*Task statement:*
Report all lines below with the word "left".

*Stored items from a collection:*
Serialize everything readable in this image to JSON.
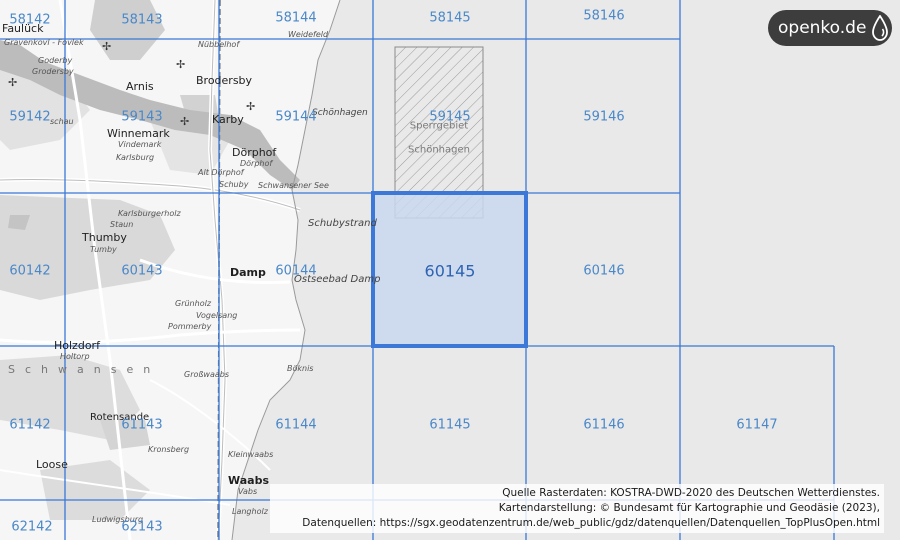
{
  "brand": {
    "name": "openko.de",
    "icon": "drop-icon"
  },
  "grid": {
    "highlighted_cell": "60145",
    "cells": [
      {
        "id": "58142"
      },
      {
        "id": "58143"
      },
      {
        "id": "58144"
      },
      {
        "id": "58145"
      },
      {
        "id": "58146"
      },
      {
        "id": "59142"
      },
      {
        "id": "59143"
      },
      {
        "id": "59144"
      },
      {
        "id": "59145"
      },
      {
        "id": "59146"
      },
      {
        "id": "60142"
      },
      {
        "id": "60143"
      },
      {
        "id": "60144"
      },
      {
        "id": "60145"
      },
      {
        "id": "60146"
      },
      {
        "id": "61142"
      },
      {
        "id": "61143"
      },
      {
        "id": "61144"
      },
      {
        "id": "61145"
      },
      {
        "id": "61146"
      },
      {
        "id": "61147"
      },
      {
        "id": "62142"
      },
      {
        "id": "62143"
      }
    ]
  },
  "restricted_area": {
    "line1": "Sperrgebiet",
    "line2": "Schönhagen"
  },
  "places": [
    "Faulück",
    "Brodersby",
    "Arnis",
    "Karby",
    "Winnemark",
    "Vindemark",
    "Karlsburg",
    "Dörphof",
    "Dörphof",
    "Alt Dörphof",
    "Schuby",
    "Schwansener See",
    "Schönhagen",
    "Schubystrand",
    "Thumby",
    "Tumby",
    "Staun",
    "Karlsburgerholz",
    "Damp",
    "Ostseebad Damp",
    "Grünholz",
    "Vogelsang",
    "Pommerby",
    "Holzdorf",
    "Holtorp",
    "Großwaabs",
    "Böknis",
    "Rotensande",
    "Loose",
    "Vabs",
    "Waabs",
    "Kleinwaabs",
    "Kronsberg",
    "Ludwigsburg",
    "Langholz",
    "Goderby",
    "Gravenkovl - Fovlek",
    "Nübbelhof",
    "Weidefeld",
    "schau",
    "Grodersby",
    "Schwansen"
  ],
  "credits": {
    "line1": "Quelle Rasterdaten: KOSTRA-DWD-2020 des Deutschen Wetterdienstes.",
    "line2": "Kartendarstellung: © Bundesamt für Kartographie und Geodäsie (2023),",
    "line3": "Datenquellen: https://sgx.geodatenzentrum.de/web_public/gdz/datenquellen/Datenquellen_TopPlusOpen.html"
  },
  "colors": {
    "grid_line": "#3b78d8",
    "highlight_fill": "#c9d7ee",
    "highlight_border": "#3b78d8",
    "cell_label": "#4a88c9"
  }
}
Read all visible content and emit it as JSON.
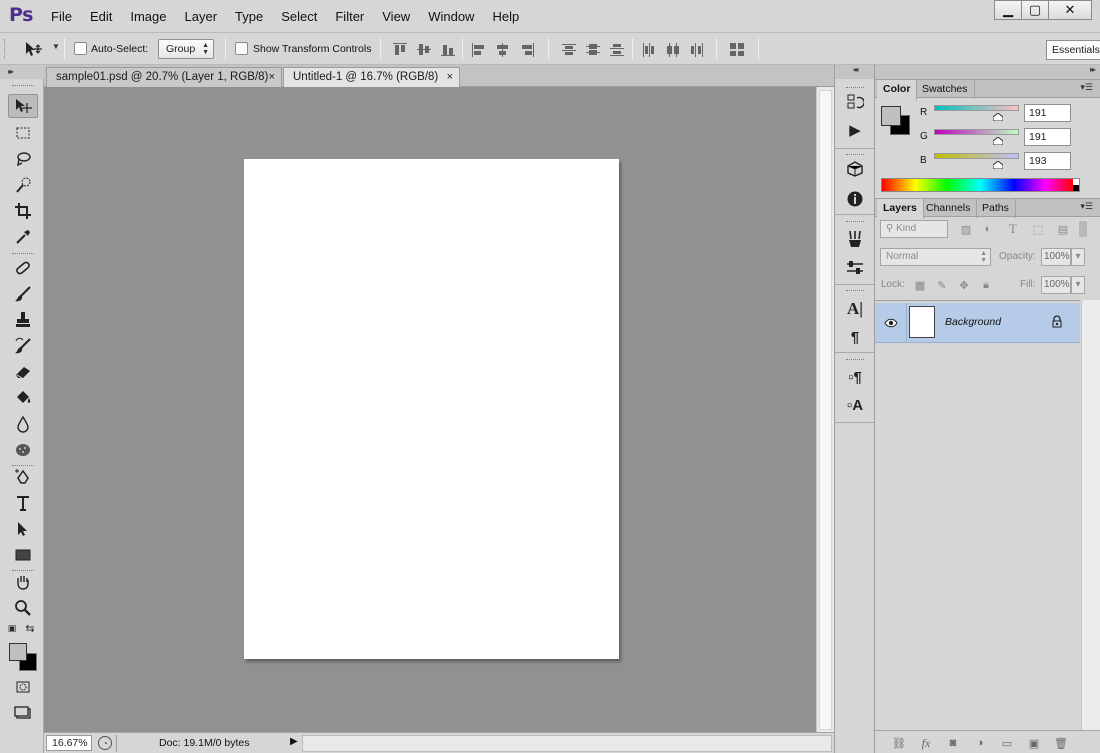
{
  "app": {
    "logo": "Ps"
  },
  "menu": {
    "items": [
      "File",
      "Edit",
      "Image",
      "Layer",
      "Type",
      "Select",
      "Filter",
      "View",
      "Window",
      "Help"
    ]
  },
  "window_controls": {
    "minimize": "▁",
    "maximize": "▢",
    "close": "✕"
  },
  "options_bar": {
    "auto_select_label": "Auto-Select:",
    "auto_select_checked": false,
    "auto_select_target": "Group",
    "show_transform_label": "Show Transform Controls",
    "show_transform_checked": false,
    "workspace": "Essentials"
  },
  "tabs": [
    {
      "label": "sample01.psd @ 20.7% (Layer 1, RGB/8)",
      "active": false,
      "close": "×"
    },
    {
      "label": "Untitled-1 @ 16.7% (RGB/8)",
      "active": true,
      "close": "×"
    }
  ],
  "status": {
    "zoom": "16.67%",
    "doc": "Doc: 19.1M/0 bytes",
    "arrow": "▶"
  },
  "color_panel": {
    "tabs": [
      "Color",
      "Swatches"
    ],
    "active_tab": "Color",
    "channels": [
      {
        "label": "R",
        "value": "191",
        "gradient": [
          "#00c0c1",
          "#ffc0c1"
        ],
        "fraction": 0.749
      },
      {
        "label": "G",
        "value": "191",
        "gradient": [
          "#bf00c1",
          "#bfffc1"
        ],
        "fraction": 0.749
      },
      {
        "label": "B",
        "value": "193",
        "gradient": [
          "#bfbf00",
          "#bfbfff"
        ],
        "fraction": 0.757
      }
    ],
    "foreground": "#bfbfc1",
    "background": "#000000"
  },
  "layers_panel": {
    "tabs": [
      "Layers",
      "Channels",
      "Paths"
    ],
    "active_tab": "Layers",
    "filter_kind": "Kind",
    "blend_mode": "Normal",
    "opacity_label": "Opacity:",
    "opacity": "100%",
    "lock_label": "Lock:",
    "fill_label": "Fill:",
    "fill": "100%",
    "layers": [
      {
        "name": "Background",
        "visible": true,
        "locked": true,
        "selected": true
      }
    ]
  }
}
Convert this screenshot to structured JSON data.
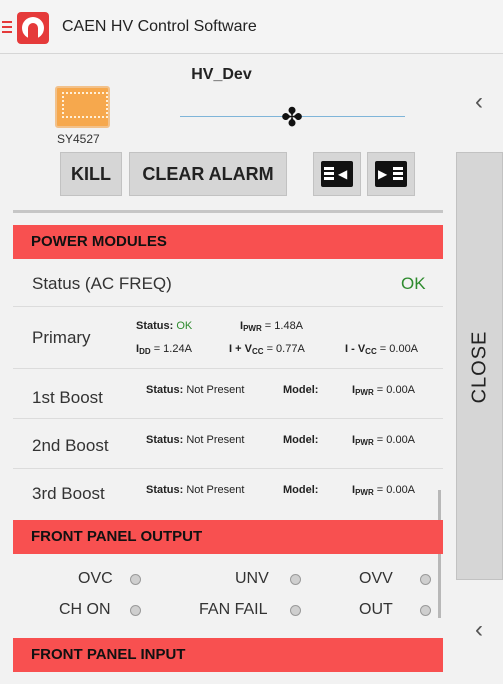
{
  "app": {
    "title": "CAEN HV Control Software"
  },
  "device": {
    "name": "HV_Dev",
    "model": "SY4527"
  },
  "icons": {
    "menu": "hamburger-icon",
    "logo": "caen-logo-icon",
    "fan": "fan-icon",
    "crate": "crate-icon",
    "back": "chevron-left-icon",
    "collapse": "collapse-left-icon",
    "expand": "expand-right-icon"
  },
  "toolbar": {
    "kill": "KILL",
    "clear_alarm": "CLEAR ALARM",
    "close": "CLOSE"
  },
  "power_modules": {
    "header": "POWER MODULES",
    "status_label": "Status (AC FREQ)",
    "status_value": "OK",
    "primary": {
      "label": "Primary",
      "status_key": "Status:",
      "status_val": "OK",
      "ipwr_key": "I",
      "ipwr_sub": "PWR",
      "ipwr_val": "= 1.48A",
      "idd_key": "I",
      "idd_sub": "DD",
      "idd_val": "= 1.24A",
      "ivccp_key": "I + V",
      "ivccp_sub": "CC",
      "ivccp_val": "= 0.77A",
      "ivccm_key": "I - V",
      "ivccm_sub": "CC",
      "ivccm_val": "= 0.00A"
    },
    "boosts": [
      {
        "label": "1st Boost",
        "status_key": "Status:",
        "status_val": "Not Present",
        "model_key": "Model:",
        "ipwr_key": "I",
        "ipwr_sub": "PWR",
        "ipwr_val": "= 0.00A"
      },
      {
        "label": "2nd Boost",
        "status_key": "Status:",
        "status_val": "Not Present",
        "model_key": "Model:",
        "ipwr_key": "I",
        "ipwr_sub": "PWR",
        "ipwr_val": "= 0.00A"
      },
      {
        "label": "3rd Boost",
        "status_key": "Status:",
        "status_val": "Not Present",
        "model_key": "Model:",
        "ipwr_key": "I",
        "ipwr_sub": "PWR",
        "ipwr_val": "= 0.00A"
      }
    ]
  },
  "front_panel_output": {
    "header": "FRONT PANEL OUTPUT",
    "leds": [
      "OVC",
      "UNV",
      "OVV",
      "CH ON",
      "FAN FAIL",
      "OUT"
    ]
  },
  "front_panel_input": {
    "header": "FRONT PANEL INPUT"
  }
}
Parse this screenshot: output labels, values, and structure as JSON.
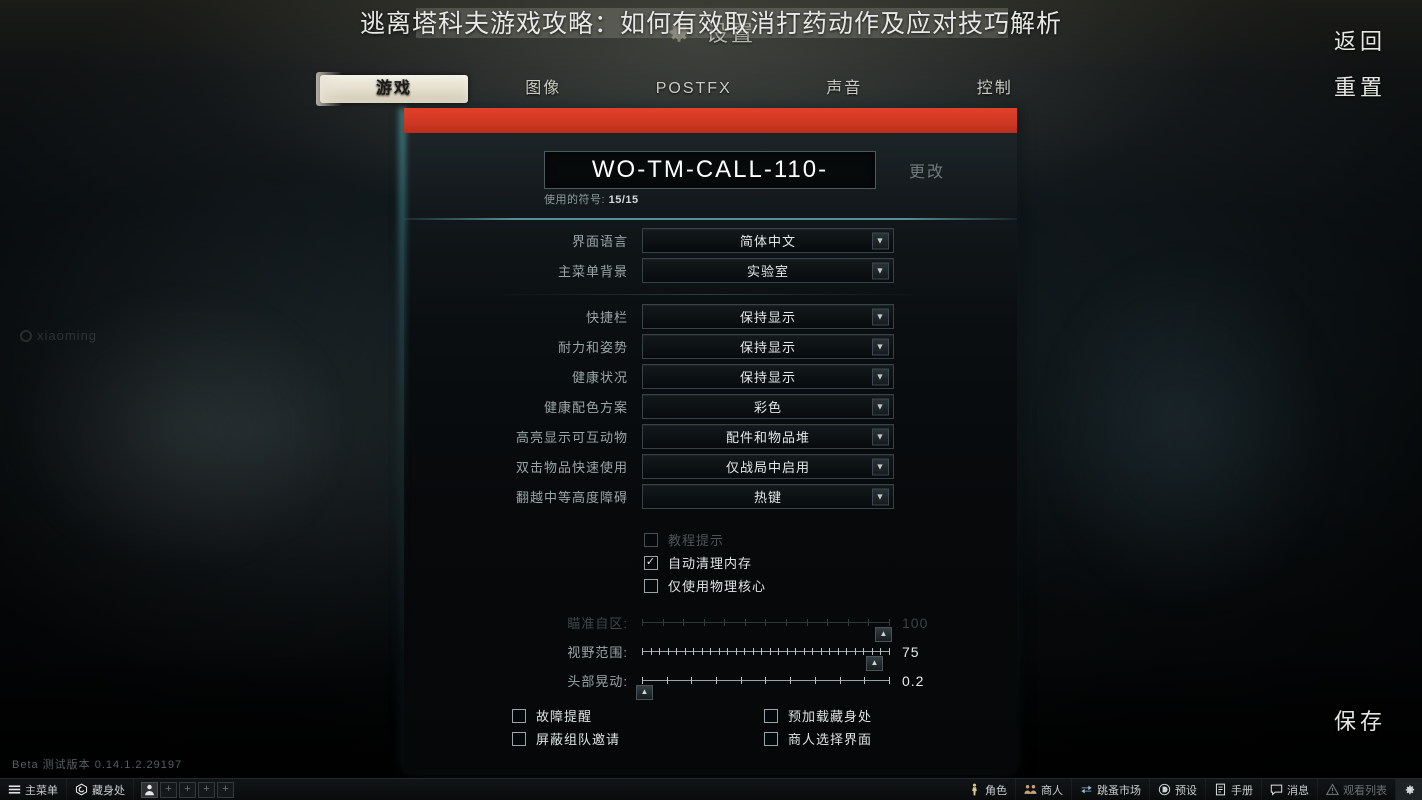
{
  "overlay": {
    "article_title": "逃离塔科夫游戏攻略：如何有效取消打药动作及应对技巧解析"
  },
  "header": {
    "settings_title": "设置",
    "gear_icon": "gear-icon"
  },
  "tabs": [
    {
      "label": "游戏",
      "active": true
    },
    {
      "label": "图像",
      "active": false
    },
    {
      "label": "POSTFX",
      "active": false
    },
    {
      "label": "声音",
      "active": false
    },
    {
      "label": "控制",
      "active": false
    }
  ],
  "nickname": {
    "value": "WO-TM-CALL-110-",
    "placeholder": "WO-TM-CALL-110-",
    "counter_label": "使用的符号:",
    "counter_value": "15/15",
    "change_label": "更改"
  },
  "settings_rows": [
    {
      "label": "界面语言",
      "value": "简体中文",
      "dim": false
    },
    {
      "label": "主菜单背景",
      "value": "实验室",
      "dim": false
    },
    {
      "label": "快捷栏",
      "value": "保持显示",
      "dim": false
    },
    {
      "label": "耐力和姿势",
      "value": "保持显示",
      "dim": false
    },
    {
      "label": "健康状况",
      "value": "保持显示",
      "dim": false
    },
    {
      "label": "健康配色方案",
      "value": "彩色",
      "dim": false
    },
    {
      "label": "高亮显示可互动物",
      "value": "配件和物品堆",
      "dim": false
    },
    {
      "label": "双击物品快速使用",
      "value": "仅战局中启用",
      "dim": false
    },
    {
      "label": "翻越中等高度障碍",
      "value": "热键",
      "dim": false
    }
  ],
  "checkboxes": [
    {
      "label": "教程提示",
      "checked": false,
      "dim": true
    },
    {
      "label": "自动清理内存",
      "checked": true,
      "dim": false
    },
    {
      "label": "仅使用物理核心",
      "checked": false,
      "dim": false
    }
  ],
  "sliders": [
    {
      "label": "瞄准自区:",
      "value": "100",
      "percent": 98,
      "ticks": 12,
      "dim": true
    },
    {
      "label": "视野范围:",
      "value": "75",
      "percent": 88,
      "ticks": 30,
      "dim": false
    },
    {
      "label": "头部晃动:",
      "value": "0.2",
      "percent": 2,
      "ticks": 10,
      "dim": false
    }
  ],
  "bottom_checks": {
    "left": [
      {
        "label": "故障提醒",
        "checked": false
      },
      {
        "label": "屏蔽组队邀请",
        "checked": false
      }
    ],
    "right": [
      {
        "label": "预加载藏身处",
        "checked": false
      },
      {
        "label": "商人选择界面",
        "checked": false
      }
    ]
  },
  "side_buttons": {
    "back": "返回",
    "reset": "重置",
    "save": "保存"
  },
  "watermark": {
    "text": "xiaoming"
  },
  "version": "Beta 测试版本 0.14.1.2.29197",
  "taskbar": {
    "left": [
      {
        "label": "主菜单",
        "icon": "menu-icon"
      },
      {
        "label": "藏身处",
        "icon": "hideout-icon"
      }
    ],
    "slots": [
      {
        "label": "",
        "filled": true,
        "icon": "avatar-icon"
      },
      {
        "label": "+",
        "filled": false,
        "icon": "plus-icon"
      },
      {
        "label": "+",
        "filled": false,
        "icon": "plus-icon"
      },
      {
        "label": "+",
        "filled": false,
        "icon": "plus-icon"
      },
      {
        "label": "+",
        "filled": false,
        "icon": "plus-icon"
      }
    ],
    "right": [
      {
        "label": "角色",
        "icon": "character-icon",
        "dim": false
      },
      {
        "label": "商人",
        "icon": "traders-icon",
        "dim": false
      },
      {
        "label": "跳蚤市场",
        "icon": "flea-market-icon",
        "dim": false
      },
      {
        "label": "预设",
        "icon": "preset-icon",
        "dim": false
      },
      {
        "label": "手册",
        "icon": "handbook-icon",
        "dim": false
      },
      {
        "label": "消息",
        "icon": "messages-icon",
        "dim": false
      },
      {
        "label": "观看列表",
        "icon": "warning-icon",
        "dim": true
      }
    ],
    "settings_icon": "gear-icon"
  },
  "colors": {
    "accent_red": "#cf3823",
    "accent_teal": "#82d7e1",
    "panel_bg": "#0a0e10",
    "tab_active_bg": "#e6e1d0"
  }
}
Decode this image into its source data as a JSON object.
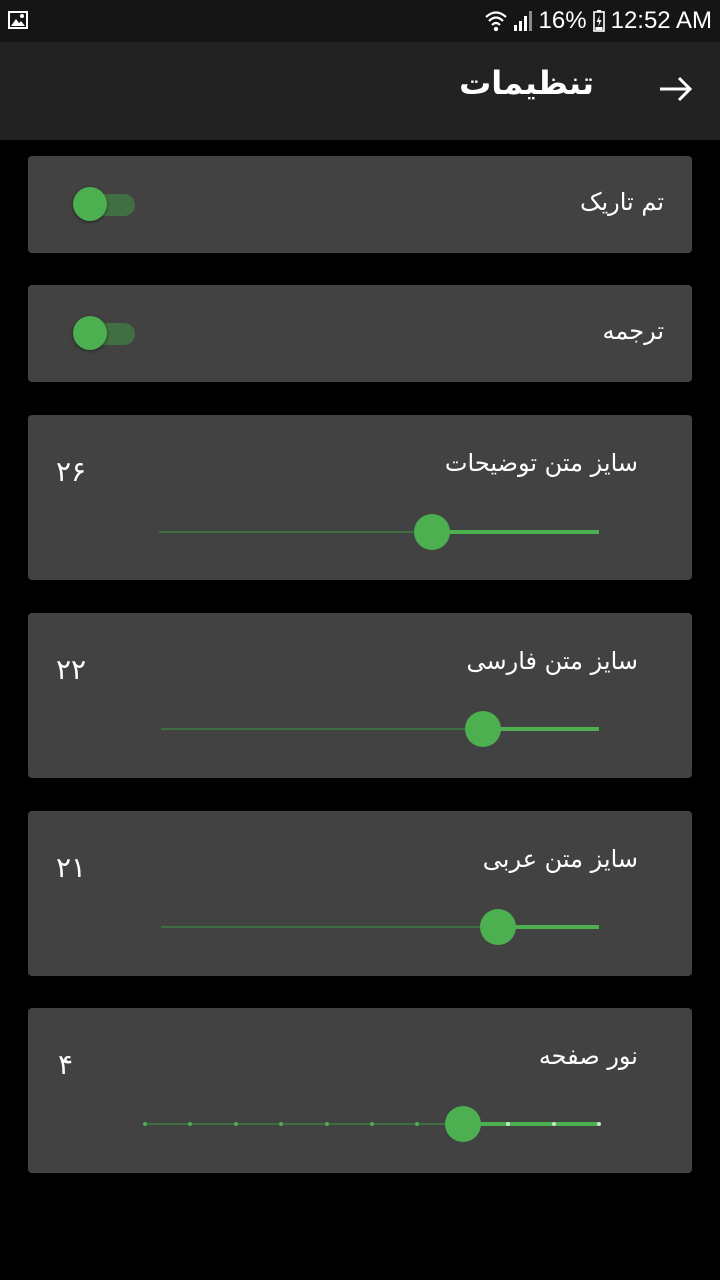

*Output:*
    "back": "chevron-left-icon",
    "collapse": "collapse-left-icon",
    "left": [
    "left": [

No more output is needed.